Rewards for good behaviour?

The paper concludes that this outperformance is due specifically to leaving Russia, rather than compositional effects. For example, Shell and Exxon are both big oil producers who have left Russia, but have also benefited from the surge in oil prices caused by the war, so you might argue that it’s tricky to split out the cause and effect. Yet other beneficiaries include drinks giants such as AB InBev, Heineken and Carlsberg, who are not obvious beneficiaries of rising energy costs.

That said, the idea that companies are being “rewarded for speaking out”, as Sonnenfeld puts it, seems idealistic. Markets can be faddish but they don’t tend to hand out prizes for good behaviour alone. It’s more likely that there was already a long-term “Russia discount” applied to all Russian operations, and that the invasion has tipped the scales so far that exposure to Russia right now is no longer viewed as an asset at all – instead, it’s a liability.

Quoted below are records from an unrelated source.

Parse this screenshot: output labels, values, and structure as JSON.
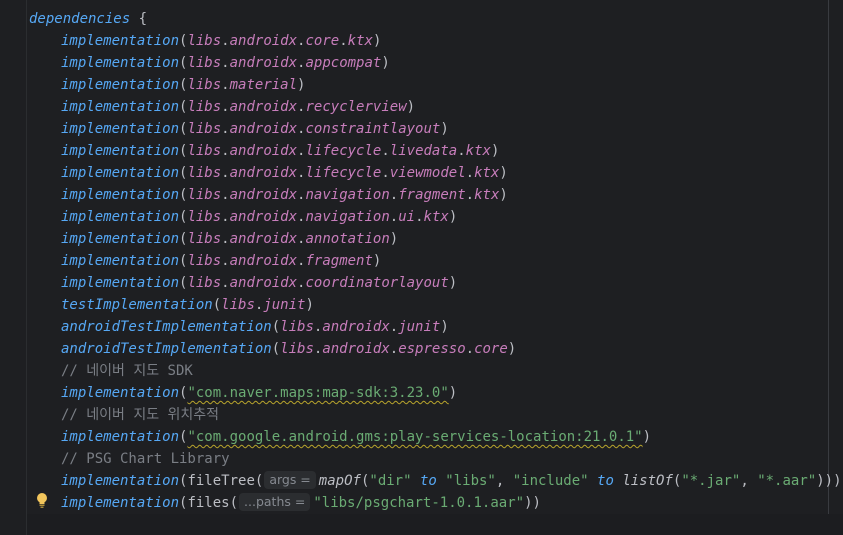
{
  "editor": {
    "block_keyword": "dependencies",
    "open_brace": "{",
    "lib_prefix": "libs",
    "lines": [
      {
        "fn": "implementation",
        "path": [
          "androidx",
          "core",
          "ktx"
        ]
      },
      {
        "fn": "implementation",
        "path": [
          "androidx",
          "appcompat"
        ]
      },
      {
        "fn": "implementation",
        "path": [
          "material"
        ]
      },
      {
        "fn": "implementation",
        "path": [
          "androidx",
          "recyclerview"
        ]
      },
      {
        "fn": "implementation",
        "path": [
          "androidx",
          "constraintlayout"
        ]
      },
      {
        "fn": "implementation",
        "path": [
          "androidx",
          "lifecycle",
          "livedata",
          "ktx"
        ]
      },
      {
        "fn": "implementation",
        "path": [
          "androidx",
          "lifecycle",
          "viewmodel",
          "ktx"
        ]
      },
      {
        "fn": "implementation",
        "path": [
          "androidx",
          "navigation",
          "fragment",
          "ktx"
        ]
      },
      {
        "fn": "implementation",
        "path": [
          "androidx",
          "navigation",
          "ui",
          "ktx"
        ]
      },
      {
        "fn": "implementation",
        "path": [
          "androidx",
          "annotation"
        ]
      },
      {
        "fn": "implementation",
        "path": [
          "androidx",
          "fragment"
        ]
      },
      {
        "fn": "implementation",
        "path": [
          "androidx",
          "coordinatorlayout"
        ]
      },
      {
        "fn": "testImplementation",
        "path": [
          "junit"
        ]
      },
      {
        "fn": "androidTestImplementation",
        "path": [
          "androidx",
          "junit"
        ]
      },
      {
        "fn": "androidTestImplementation",
        "path": [
          "androidx",
          "espresso",
          "core"
        ]
      }
    ],
    "comment_naver_sdk": "// 네이버 지도 SDK",
    "naver_impl": "implementation",
    "naver_dep": "\"com.naver.maps:map-sdk:3.23.0\"",
    "comment_location": "// 네이버 지도 위치추적",
    "gms_impl": "implementation",
    "gms_dep": "\"com.google.android.gms:play-services-location:21.0.1\"",
    "comment_psg": "// PSG Chart Library",
    "filetree_line": {
      "fn": "implementation",
      "call": "fileTree(",
      "hint": "args =",
      "mapof": "mapOf",
      "dir_key": "\"dir\"",
      "to1": "to",
      "dir_val": "\"libs\"",
      "include_key": "\"include\"",
      "to2": "to",
      "listof": "listOf",
      "jar": "\"*.jar\"",
      "aar": "\"*.aar\"",
      "close": "))))"
    },
    "files_line": {
      "fn": "implementation",
      "call": "files(",
      "hint": "...paths =",
      "path": "\"libs/psgchart-1.0.1.aar\"",
      "close": "))"
    }
  },
  "colors": {
    "background": "#1e1f22",
    "function": "#56a8f5",
    "property": "#c77dbb",
    "string": "#6aab73",
    "comment": "#7a7e85",
    "warning_underline": "#b8a42c",
    "bulb": "#f2c55c"
  },
  "icons": {
    "intention": "lightbulb-icon"
  }
}
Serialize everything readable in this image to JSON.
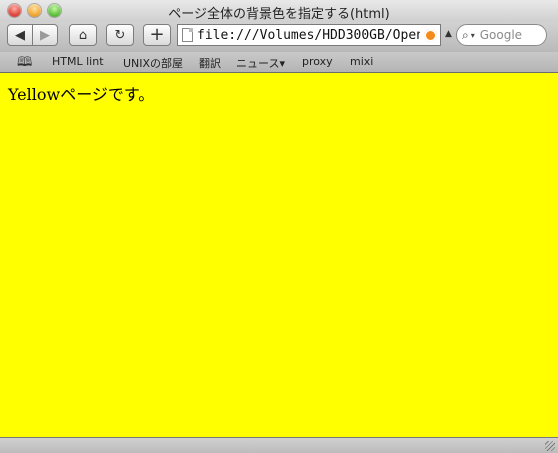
{
  "window": {
    "title": "ページ全体の背景色を指定する(html)"
  },
  "toolbar": {
    "back_icon": "◀",
    "forward_icon": "▶",
    "home_icon": "⌂",
    "reload_icon": "↻",
    "add_icon": "+",
    "url": "file:///Volumes/HDD300GB/OpenSpac",
    "search_placeholder": "Google",
    "search_icon": "magnifier-icon",
    "snap_icon": "▲"
  },
  "bookmarks": {
    "icon": "book-icon",
    "items": [
      {
        "label": "HTML lint"
      },
      {
        "label": "UNIXの部屋"
      },
      {
        "label": "翻訳"
      },
      {
        "label": "ニュース▾"
      },
      {
        "label": "proxy"
      },
      {
        "label": "mixi"
      }
    ]
  },
  "page": {
    "background_color": "#ffff00",
    "text": "Yellowページです。"
  }
}
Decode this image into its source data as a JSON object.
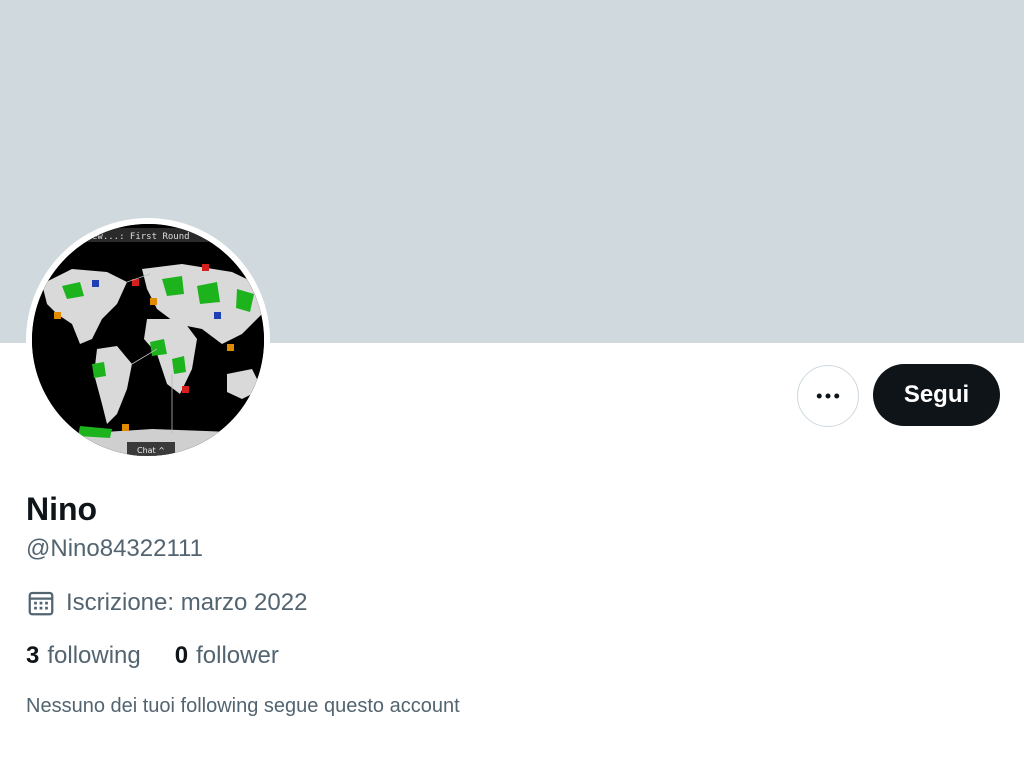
{
  "profile": {
    "display_name": "Nino",
    "handle": "@Nino84322111",
    "joined": "Iscrizione: marzo 2022",
    "mutuals_note": "Nessuno dei tuoi following segue questo account"
  },
  "stats": {
    "following_count": "3",
    "following_label": "following",
    "followers_count": "0",
    "followers_label": "follower"
  },
  "actions": {
    "follow_label": "Segui",
    "more_icon": "more-horizontal-icon"
  },
  "avatar": {
    "top_text": "ew...: First Round",
    "bottom_text": "Chat ^"
  },
  "colors": {
    "banner": "#cfd9de",
    "primary_text": "#0f1419",
    "secondary_text": "#536471",
    "follow_button_bg": "#0f1419"
  }
}
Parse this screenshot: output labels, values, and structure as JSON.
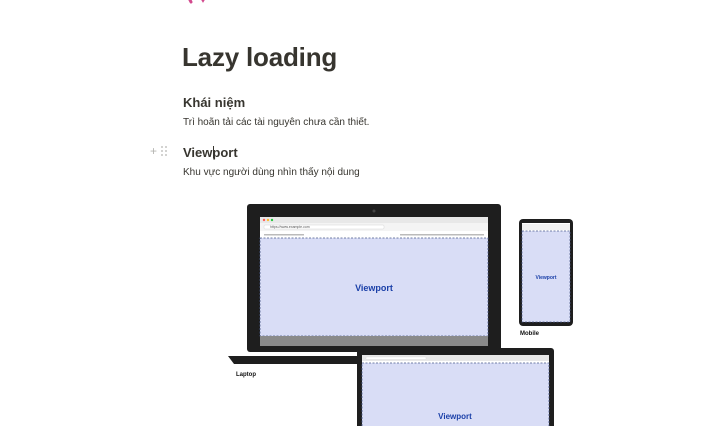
{
  "page": {
    "title": "Lazy loading",
    "icon": "page-emoji-icon"
  },
  "blocks": [
    {
      "type": "heading",
      "text": "Khái niệm"
    },
    {
      "type": "paragraph",
      "text": "Trì hoãn tải các tài nguyên chưa cần thiết."
    },
    {
      "type": "heading",
      "text": "Viewport"
    },
    {
      "type": "paragraph",
      "text": "Khu vực người dùng nhìn thấy nội dung"
    }
  ],
  "block_controls": {
    "add_icon": "plus-icon",
    "drag_icon": "drag-handle-icon"
  },
  "illustration": {
    "laptop_label": "Laptop",
    "mobile_label": "Mobile",
    "viewport_label": "Viewport",
    "url_text": "https://www.example.com",
    "viewport_color": "#d9ddf6",
    "viewport_text_color": "#1a3fa8"
  }
}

In other words, this looks not so much like a triumph for “doing the right thing” as a fairly rational set of market reactions being played out. That said, it’s another very clear reason – as if you needed it – to be wary of having investment exposure to companies or countries where your property rights cannot be relied upon.

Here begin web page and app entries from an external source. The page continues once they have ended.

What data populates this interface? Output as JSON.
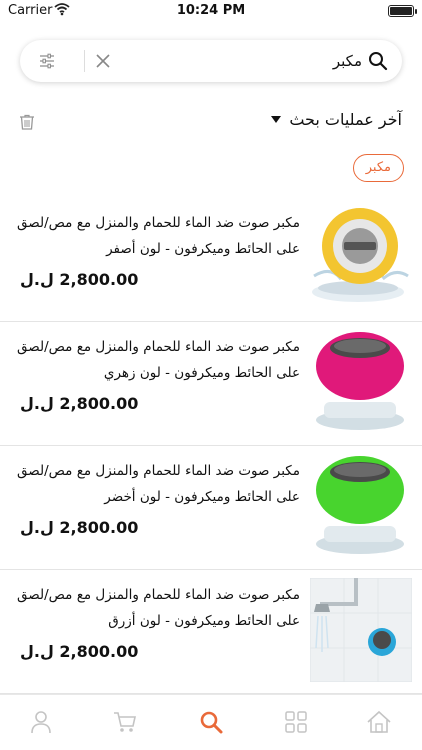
{
  "status_bar": {
    "carrier": "Carrier",
    "time": "10:24 PM"
  },
  "search": {
    "query": "مكبر",
    "icons": [
      "filter-icon",
      "clear-icon",
      "search-icon"
    ]
  },
  "recent": {
    "title": "آخر عمليات بحث",
    "chips": [
      "مكبر"
    ]
  },
  "products": [
    {
      "title_line1": "مكبر صوت ضد الماء للحمام والمنزل مع مص/لصق",
      "title_line2": "على الحائط  وميكرفون    - لون أصفر",
      "price": "2,800.00 ل.ل",
      "color": "#f3c530"
    },
    {
      "title_line1": "مكبر صوت ضد الماء للحمام والمنزل مع مص/لصق",
      "title_line2": "على الحائط  وميكرفون    - لون زهري",
      "price": "2,800.00 ل.ل",
      "color": "#e0197a"
    },
    {
      "title_line1": "مكبر صوت ضد الماء للحمام والمنزل مع مص/لصق",
      "title_line2": "على الحائط  وميكرفون    - لون أخضر",
      "price": "2,800.00 ل.ل",
      "color": "#48d42e"
    },
    {
      "title_line1": "مكبر صوت ضد الماء للحمام والمنزل مع مص/لصق",
      "title_line2": "على الحائط  وميكرفون    - لون أزرق",
      "price": "2,800.00 ل.ل",
      "color": "#2aa6d8"
    }
  ],
  "tab_bar": {
    "tabs": [
      "profile-icon",
      "cart-icon",
      "search-icon",
      "categories-icon",
      "home-icon"
    ],
    "active": "search-icon",
    "active_color": "#e96a3a",
    "inactive_color": "#c4c4c4"
  }
}
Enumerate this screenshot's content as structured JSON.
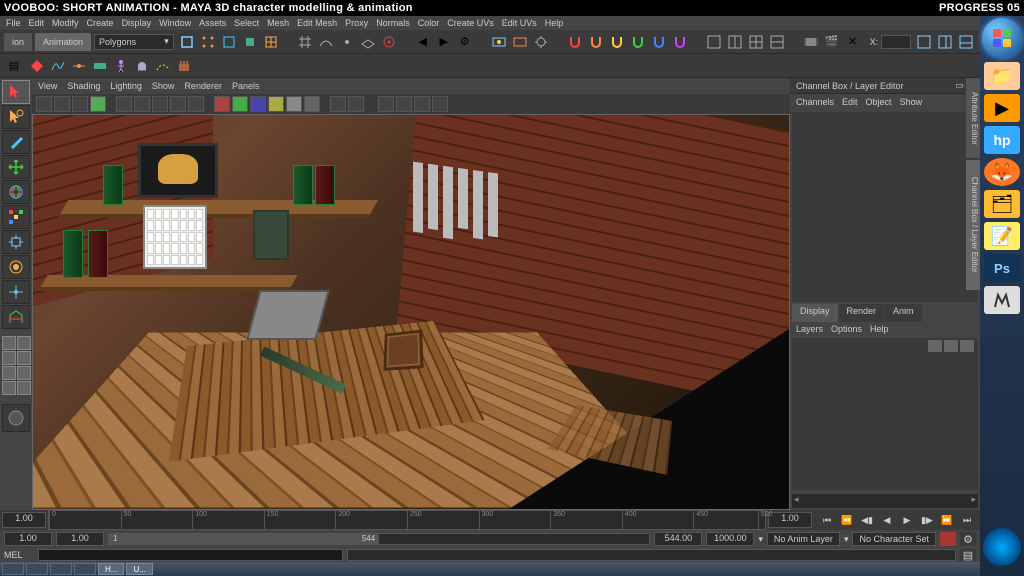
{
  "header": {
    "title": "VOOBOO: SHORT ANIMATION - MAYA 3D character modelling & animation",
    "progress": "PROGRESS 05"
  },
  "menubar": [
    "File",
    "Edit",
    "Modify",
    "Create",
    "Display",
    "Window",
    "Assets",
    "Select",
    "Mesh",
    "Edit Mesh",
    "Proxy",
    "Normals",
    "Color",
    "Create UVs",
    "Edit UVs",
    "Help"
  ],
  "shelf": {
    "mode_tab": "ion",
    "anim_tab": "Animation",
    "component_sel": "Polygons",
    "x_label": "X:"
  },
  "viewport_menu": [
    "View",
    "Shading",
    "Lighting",
    "Show",
    "Renderer",
    "Panels"
  ],
  "channel_box": {
    "title": "Channel Box / Layer Editor",
    "menu": [
      "Channels",
      "Edit",
      "Object",
      "Show"
    ],
    "tabs": [
      "Display",
      "Render",
      "Anim"
    ],
    "sub": [
      "Layers",
      "Options",
      "Help"
    ],
    "vtab1": "Attribute Editor",
    "vtab2": "Channel Box / Layer Editor"
  },
  "timeline": {
    "ticks": [
      "0",
      "50",
      "100",
      "150",
      "200",
      "250",
      "300",
      "350",
      "400",
      "450",
      "500"
    ],
    "cur": "1.00",
    "end_field": "1.00"
  },
  "range": {
    "start": "1.00",
    "in": "1.00",
    "slider_start": "1",
    "slider_end": "544",
    "out": "544.00",
    "end": "1000.00",
    "layer": "No Anim Layer",
    "charset": "No Character Set"
  },
  "cmd": {
    "label": "MEL"
  },
  "wintb": {
    "app1": "H...",
    "app2": "U..."
  }
}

John Stepek

John is the executive editor of MoneyWeek and writes our daily investment email, Money Morning. John graduated from Strathclyde University with a degree in psychology in 1996 and has always been fascinated by the gap between the way the market works in theory and the way it works in practice, and by how our deep-rooted instincts work against our best interests as investors.

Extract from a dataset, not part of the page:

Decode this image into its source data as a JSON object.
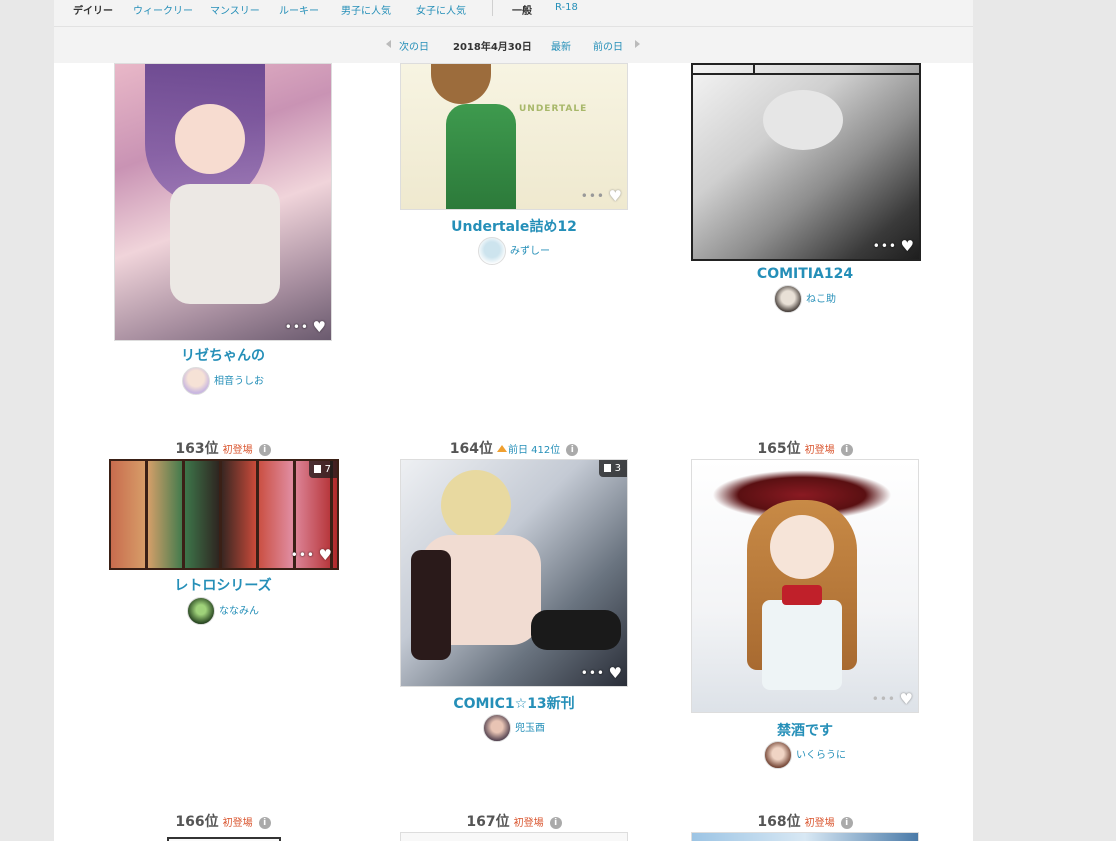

He started out in journalism by writing articles about the specific business challenges facing family firms. In 2003, he took a job on the finance desk of Teletext, where he spent two years covering the markets and breaking financial news. John joined MoneyWeek in 2005.

His work has been published in Families in Business, Shares magazine, Spear's Magazine, The Sunday Times, and The Spectator among others. He has also appeared as an expert commentator on BBC Radio 4's Today programme, BBC Radio Scotland, Newsnight, Daily Politics and Bloomberg. His first book, on contrarian investing, The Sceptical Investor, was released in March 2019. You can follow John on Twitter at @john_stepek.